• WHAT IS REQUIRED: Please copy each line in the records below that contains the string "nuvens".

[Dataset rows describing interfaces]
______
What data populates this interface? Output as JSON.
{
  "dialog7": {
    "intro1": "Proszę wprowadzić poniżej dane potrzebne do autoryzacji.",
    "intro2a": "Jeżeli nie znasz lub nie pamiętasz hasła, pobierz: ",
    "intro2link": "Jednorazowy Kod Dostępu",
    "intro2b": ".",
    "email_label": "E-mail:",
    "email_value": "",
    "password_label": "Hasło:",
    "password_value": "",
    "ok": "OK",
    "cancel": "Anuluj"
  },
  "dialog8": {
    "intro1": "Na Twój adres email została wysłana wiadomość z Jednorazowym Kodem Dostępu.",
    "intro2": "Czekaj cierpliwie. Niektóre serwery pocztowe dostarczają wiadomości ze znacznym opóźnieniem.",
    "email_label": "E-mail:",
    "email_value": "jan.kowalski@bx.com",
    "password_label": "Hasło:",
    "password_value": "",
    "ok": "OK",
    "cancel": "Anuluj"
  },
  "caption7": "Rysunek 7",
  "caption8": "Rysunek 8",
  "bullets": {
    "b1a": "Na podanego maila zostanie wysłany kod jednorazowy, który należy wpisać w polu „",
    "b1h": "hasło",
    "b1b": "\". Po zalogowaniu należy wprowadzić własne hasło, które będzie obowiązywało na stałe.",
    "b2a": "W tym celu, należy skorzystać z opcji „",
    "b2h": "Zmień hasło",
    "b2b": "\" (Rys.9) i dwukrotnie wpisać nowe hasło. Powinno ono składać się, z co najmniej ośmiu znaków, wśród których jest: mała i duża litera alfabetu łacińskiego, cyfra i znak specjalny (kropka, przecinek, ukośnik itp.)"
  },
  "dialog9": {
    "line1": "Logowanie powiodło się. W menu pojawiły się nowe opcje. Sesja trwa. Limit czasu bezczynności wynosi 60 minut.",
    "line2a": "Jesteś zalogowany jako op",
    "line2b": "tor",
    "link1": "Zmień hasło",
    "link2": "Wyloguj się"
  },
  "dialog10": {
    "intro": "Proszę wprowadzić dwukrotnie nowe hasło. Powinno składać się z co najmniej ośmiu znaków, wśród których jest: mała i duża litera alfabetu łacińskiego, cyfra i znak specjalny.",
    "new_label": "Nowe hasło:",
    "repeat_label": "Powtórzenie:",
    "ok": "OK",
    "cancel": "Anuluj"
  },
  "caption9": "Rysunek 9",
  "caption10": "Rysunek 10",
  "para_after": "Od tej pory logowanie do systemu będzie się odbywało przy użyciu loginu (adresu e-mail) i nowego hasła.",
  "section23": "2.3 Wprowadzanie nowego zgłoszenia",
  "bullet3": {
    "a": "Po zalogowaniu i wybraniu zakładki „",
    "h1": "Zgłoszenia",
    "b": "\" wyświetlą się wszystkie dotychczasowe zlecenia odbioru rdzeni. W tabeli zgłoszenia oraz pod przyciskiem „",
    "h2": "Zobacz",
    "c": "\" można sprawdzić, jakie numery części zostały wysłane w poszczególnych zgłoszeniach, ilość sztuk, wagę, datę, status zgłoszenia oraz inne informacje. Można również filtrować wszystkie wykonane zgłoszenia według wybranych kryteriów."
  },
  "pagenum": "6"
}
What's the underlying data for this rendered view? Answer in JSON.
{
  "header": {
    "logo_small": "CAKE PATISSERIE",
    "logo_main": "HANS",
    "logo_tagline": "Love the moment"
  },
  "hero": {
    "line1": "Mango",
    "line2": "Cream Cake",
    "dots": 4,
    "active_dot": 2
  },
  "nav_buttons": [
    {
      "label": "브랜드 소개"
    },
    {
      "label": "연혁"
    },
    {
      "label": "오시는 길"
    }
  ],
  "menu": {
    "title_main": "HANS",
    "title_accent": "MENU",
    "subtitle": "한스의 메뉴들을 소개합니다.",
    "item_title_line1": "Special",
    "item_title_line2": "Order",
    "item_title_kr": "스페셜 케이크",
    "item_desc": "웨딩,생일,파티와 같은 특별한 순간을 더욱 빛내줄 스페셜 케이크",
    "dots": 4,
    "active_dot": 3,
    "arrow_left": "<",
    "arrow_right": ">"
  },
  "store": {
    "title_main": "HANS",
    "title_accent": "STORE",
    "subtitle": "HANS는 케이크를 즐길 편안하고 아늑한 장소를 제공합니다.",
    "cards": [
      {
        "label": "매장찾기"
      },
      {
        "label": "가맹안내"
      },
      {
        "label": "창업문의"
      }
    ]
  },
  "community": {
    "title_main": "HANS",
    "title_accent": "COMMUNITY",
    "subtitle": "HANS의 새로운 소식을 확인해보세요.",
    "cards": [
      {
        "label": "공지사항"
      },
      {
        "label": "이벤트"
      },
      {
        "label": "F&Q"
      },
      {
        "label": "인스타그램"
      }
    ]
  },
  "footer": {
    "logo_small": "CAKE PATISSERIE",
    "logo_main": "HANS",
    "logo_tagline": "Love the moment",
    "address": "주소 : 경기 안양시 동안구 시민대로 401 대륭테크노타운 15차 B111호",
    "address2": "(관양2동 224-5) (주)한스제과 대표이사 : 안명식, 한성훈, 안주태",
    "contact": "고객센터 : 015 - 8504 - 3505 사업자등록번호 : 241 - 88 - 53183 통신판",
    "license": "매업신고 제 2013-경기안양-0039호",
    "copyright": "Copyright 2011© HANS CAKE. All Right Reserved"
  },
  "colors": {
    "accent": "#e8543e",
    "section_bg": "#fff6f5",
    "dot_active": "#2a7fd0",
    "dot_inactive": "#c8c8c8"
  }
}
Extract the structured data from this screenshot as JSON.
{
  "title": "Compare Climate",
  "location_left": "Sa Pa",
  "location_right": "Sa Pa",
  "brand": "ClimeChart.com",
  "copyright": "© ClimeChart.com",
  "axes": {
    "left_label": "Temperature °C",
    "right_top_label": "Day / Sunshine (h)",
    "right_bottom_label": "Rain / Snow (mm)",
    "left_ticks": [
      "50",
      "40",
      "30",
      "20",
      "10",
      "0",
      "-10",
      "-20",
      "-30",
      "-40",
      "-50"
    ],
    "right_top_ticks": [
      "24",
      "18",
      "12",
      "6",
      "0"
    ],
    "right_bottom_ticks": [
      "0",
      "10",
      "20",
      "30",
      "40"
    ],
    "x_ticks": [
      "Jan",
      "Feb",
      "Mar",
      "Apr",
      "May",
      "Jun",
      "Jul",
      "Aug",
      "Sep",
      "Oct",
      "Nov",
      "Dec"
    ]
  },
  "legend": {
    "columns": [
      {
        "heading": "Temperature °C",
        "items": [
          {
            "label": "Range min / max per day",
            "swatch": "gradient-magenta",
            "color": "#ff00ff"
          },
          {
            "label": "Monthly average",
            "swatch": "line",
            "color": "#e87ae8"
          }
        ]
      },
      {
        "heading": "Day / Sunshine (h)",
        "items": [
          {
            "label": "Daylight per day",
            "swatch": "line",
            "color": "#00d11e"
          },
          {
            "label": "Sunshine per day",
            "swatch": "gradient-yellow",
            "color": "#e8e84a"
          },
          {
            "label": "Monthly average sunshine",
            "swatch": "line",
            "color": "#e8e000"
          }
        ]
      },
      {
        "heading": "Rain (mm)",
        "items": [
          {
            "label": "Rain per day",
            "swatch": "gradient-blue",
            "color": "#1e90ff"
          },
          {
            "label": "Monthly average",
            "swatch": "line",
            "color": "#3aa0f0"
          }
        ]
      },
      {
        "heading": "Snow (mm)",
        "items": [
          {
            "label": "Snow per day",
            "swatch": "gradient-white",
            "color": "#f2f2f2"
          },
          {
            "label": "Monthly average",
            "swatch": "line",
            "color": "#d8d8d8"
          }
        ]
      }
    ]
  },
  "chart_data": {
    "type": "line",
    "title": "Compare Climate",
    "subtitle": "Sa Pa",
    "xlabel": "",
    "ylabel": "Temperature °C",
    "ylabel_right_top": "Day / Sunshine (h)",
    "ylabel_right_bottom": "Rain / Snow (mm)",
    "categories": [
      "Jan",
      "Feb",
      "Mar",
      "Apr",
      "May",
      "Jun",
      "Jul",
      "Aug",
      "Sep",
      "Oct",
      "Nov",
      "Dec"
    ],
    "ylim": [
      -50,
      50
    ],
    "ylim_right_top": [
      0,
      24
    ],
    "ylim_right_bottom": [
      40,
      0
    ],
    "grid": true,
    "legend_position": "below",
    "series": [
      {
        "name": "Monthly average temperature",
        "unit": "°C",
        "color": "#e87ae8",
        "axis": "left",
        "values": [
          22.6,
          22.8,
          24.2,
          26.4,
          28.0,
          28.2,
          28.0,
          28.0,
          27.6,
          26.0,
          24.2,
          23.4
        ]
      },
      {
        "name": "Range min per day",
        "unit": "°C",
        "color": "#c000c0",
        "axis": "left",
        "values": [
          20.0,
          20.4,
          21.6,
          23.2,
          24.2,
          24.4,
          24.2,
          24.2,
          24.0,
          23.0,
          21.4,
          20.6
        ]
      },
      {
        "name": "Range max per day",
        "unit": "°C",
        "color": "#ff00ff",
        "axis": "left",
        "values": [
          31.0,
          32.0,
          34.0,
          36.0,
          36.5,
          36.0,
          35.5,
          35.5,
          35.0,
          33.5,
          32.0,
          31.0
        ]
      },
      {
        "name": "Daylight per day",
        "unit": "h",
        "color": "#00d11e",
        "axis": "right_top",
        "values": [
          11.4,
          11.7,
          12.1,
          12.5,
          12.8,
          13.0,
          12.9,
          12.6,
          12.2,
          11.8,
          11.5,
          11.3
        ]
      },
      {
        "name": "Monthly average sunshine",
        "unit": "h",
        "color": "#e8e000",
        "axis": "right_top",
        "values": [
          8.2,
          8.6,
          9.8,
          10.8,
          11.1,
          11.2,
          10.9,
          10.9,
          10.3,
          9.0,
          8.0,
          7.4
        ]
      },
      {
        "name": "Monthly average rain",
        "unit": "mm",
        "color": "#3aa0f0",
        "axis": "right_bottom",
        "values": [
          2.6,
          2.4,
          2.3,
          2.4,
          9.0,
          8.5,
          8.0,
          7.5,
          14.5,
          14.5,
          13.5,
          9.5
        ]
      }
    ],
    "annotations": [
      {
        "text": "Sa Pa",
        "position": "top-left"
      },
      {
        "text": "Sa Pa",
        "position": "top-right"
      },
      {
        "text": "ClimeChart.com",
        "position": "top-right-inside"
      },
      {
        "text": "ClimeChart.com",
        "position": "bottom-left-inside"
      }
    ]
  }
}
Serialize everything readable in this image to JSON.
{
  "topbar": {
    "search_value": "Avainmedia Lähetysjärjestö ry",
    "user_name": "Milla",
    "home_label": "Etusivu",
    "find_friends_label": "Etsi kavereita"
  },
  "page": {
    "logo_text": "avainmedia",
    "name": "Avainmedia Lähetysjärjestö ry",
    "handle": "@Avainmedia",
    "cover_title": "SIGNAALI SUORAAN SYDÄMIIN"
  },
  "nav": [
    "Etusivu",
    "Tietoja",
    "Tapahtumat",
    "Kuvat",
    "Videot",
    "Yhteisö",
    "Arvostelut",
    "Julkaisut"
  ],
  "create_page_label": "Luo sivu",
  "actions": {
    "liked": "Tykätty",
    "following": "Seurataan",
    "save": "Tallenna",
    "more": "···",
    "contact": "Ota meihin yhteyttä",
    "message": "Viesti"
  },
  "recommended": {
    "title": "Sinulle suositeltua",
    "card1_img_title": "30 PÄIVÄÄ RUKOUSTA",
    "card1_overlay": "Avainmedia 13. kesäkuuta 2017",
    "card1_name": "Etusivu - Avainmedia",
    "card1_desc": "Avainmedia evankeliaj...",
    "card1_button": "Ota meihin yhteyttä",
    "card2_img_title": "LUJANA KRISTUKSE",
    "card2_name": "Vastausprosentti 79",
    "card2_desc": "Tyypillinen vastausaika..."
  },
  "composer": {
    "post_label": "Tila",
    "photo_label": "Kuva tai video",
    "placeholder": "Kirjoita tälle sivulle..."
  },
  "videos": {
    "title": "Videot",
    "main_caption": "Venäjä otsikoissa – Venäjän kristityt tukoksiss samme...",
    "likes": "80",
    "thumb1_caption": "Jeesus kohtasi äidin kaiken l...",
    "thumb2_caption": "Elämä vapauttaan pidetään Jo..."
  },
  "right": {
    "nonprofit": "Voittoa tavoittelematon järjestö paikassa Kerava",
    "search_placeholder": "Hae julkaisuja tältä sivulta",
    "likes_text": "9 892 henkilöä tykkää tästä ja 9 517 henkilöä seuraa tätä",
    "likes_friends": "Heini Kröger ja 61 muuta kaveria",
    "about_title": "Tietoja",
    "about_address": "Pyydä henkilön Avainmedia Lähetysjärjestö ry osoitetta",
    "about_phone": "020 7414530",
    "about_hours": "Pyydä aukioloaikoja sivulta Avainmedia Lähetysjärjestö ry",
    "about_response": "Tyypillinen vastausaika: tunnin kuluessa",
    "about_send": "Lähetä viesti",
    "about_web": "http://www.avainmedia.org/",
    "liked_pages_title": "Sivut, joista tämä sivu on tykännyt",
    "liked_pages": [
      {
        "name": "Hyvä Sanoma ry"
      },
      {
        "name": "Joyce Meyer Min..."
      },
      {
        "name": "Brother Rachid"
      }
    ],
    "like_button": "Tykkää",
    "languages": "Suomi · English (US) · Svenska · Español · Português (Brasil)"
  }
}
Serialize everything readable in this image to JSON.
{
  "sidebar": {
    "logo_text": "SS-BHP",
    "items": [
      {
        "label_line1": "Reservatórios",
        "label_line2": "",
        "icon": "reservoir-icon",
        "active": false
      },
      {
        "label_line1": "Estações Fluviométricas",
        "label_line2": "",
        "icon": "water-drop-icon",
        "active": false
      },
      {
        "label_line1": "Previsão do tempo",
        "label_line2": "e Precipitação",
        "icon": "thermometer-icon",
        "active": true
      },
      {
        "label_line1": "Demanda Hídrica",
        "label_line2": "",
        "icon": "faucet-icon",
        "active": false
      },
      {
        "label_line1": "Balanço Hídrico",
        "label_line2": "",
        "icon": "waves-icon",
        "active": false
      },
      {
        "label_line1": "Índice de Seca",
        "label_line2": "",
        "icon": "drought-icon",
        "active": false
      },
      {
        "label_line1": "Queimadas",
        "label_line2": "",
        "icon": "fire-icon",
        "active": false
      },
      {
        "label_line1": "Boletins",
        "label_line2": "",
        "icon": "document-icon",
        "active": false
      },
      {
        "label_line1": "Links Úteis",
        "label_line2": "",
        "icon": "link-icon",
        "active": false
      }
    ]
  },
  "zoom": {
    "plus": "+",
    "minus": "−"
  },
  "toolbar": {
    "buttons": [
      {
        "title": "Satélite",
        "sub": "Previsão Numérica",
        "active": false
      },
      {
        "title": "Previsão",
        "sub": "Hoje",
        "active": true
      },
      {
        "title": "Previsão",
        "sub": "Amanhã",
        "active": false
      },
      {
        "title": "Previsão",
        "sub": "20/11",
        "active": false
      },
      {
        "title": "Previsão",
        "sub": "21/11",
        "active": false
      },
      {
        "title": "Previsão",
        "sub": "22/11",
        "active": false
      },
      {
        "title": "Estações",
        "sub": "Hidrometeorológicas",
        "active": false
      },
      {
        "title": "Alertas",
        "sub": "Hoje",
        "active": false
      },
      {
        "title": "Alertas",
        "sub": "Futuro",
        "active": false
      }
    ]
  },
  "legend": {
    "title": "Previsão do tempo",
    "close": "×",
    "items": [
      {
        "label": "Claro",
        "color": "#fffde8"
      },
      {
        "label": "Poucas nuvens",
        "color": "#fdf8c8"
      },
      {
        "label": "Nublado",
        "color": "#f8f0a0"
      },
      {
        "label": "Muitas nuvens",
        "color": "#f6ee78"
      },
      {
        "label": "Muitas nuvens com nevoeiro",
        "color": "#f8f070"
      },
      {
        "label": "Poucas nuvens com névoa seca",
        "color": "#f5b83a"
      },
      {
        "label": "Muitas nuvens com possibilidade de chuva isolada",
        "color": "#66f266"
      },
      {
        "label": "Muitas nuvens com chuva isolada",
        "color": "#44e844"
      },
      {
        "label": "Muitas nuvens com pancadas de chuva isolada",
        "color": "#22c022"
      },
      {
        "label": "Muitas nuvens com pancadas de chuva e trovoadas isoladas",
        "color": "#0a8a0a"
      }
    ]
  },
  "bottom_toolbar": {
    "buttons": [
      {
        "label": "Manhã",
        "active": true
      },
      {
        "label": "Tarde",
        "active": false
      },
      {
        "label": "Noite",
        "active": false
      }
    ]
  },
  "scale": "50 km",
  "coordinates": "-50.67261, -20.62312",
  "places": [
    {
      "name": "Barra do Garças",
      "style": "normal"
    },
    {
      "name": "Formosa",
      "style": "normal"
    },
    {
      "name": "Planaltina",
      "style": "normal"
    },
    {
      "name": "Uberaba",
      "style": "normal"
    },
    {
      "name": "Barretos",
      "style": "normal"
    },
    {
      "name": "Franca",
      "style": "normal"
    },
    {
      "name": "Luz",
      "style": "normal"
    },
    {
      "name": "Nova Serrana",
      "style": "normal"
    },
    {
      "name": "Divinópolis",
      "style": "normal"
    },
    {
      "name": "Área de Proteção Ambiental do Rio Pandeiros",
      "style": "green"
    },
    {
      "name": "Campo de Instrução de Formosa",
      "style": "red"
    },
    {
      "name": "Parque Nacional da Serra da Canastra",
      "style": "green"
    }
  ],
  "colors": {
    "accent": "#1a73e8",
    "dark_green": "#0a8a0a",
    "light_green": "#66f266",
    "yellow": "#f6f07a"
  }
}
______
• SOLUTION FOR THIS TASK:
        "label": "Poucas nuvens",
        "label": "Muitas nuvens",
        "label": "Muitas nuvens com nevoeiro",
        "label": "Poucas nuvens com névoa seca",
        "label": "Muitas nuvens com possibilidade de chuva isolada",
        "label": "Muitas nuvens com chuva isolada",
        "label": "Muitas nuvens com pancadas de chuva isolada",
        "label": "Muitas nuvens com pancadas de chuva e trovoadas isoladas",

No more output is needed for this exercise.